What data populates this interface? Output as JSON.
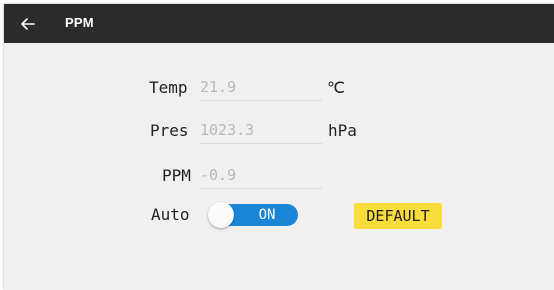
{
  "appbar": {
    "title": "PPM",
    "back_icon": "arrow-back-icon"
  },
  "form": {
    "temp": {
      "label": "Temp",
      "value": "21.9",
      "unit": "℃"
    },
    "pres": {
      "label": "Pres",
      "value": "1023.3",
      "unit": "hPa"
    },
    "ppm": {
      "label": "PPM",
      "value": "-0.9"
    }
  },
  "auto": {
    "label": "Auto",
    "toggle_text": "ON",
    "toggle_on": true,
    "accent_color": "#1a84d6"
  },
  "default_button": {
    "label": "DEFAULT",
    "color": "#f9dd3b"
  },
  "colors": {
    "appbar": "#2b2b2b",
    "background": "#f0f0f0"
  }
}
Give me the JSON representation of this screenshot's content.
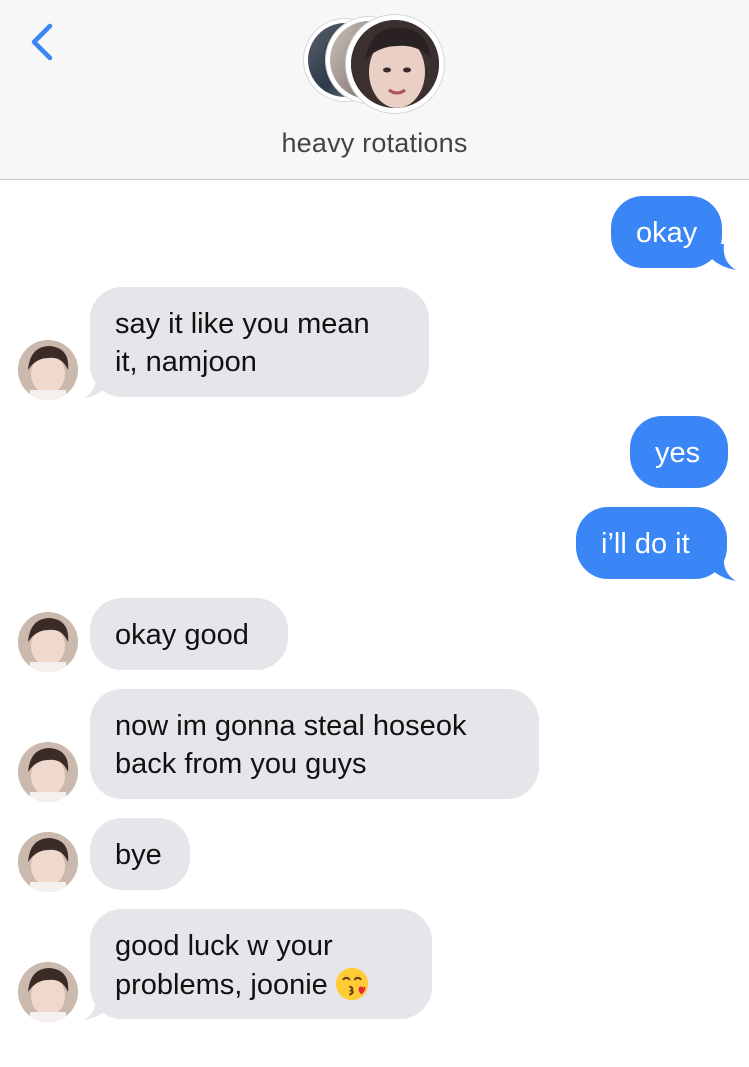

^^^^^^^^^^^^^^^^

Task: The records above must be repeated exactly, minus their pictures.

Result of the exercise:
What data populates this interface? Output as JSON.
{
  "appbar": {
    "title": "PPM",
    "back_icon": "arrow-back-icon"
  },
  "form": {
    "temp": {
      "label": "Temp",
      "value": "21.9",
      "unit": "℃"
    },
    "pres": {
      "label": "Pres",
      "value": "1023.3",
      "unit": "hPa"
    },
    "ppm": {
      "label": "PPM",
      "value": "-0.9"
    }
  },
  "auto": {
    "label": "Auto",
    "toggle_text": "ON",
    "toggle_on": true,
    "accent_color": "#1a84d6"
  },
  "default_button": {
    "label": "DEFAULT",
    "color": "#f9dd3b"
  },
  "colors": {
    "appbar": "#2b2b2b",
    "background": "#f0f0f0"
  }
}
Give me the JSON representation of this screenshot's content.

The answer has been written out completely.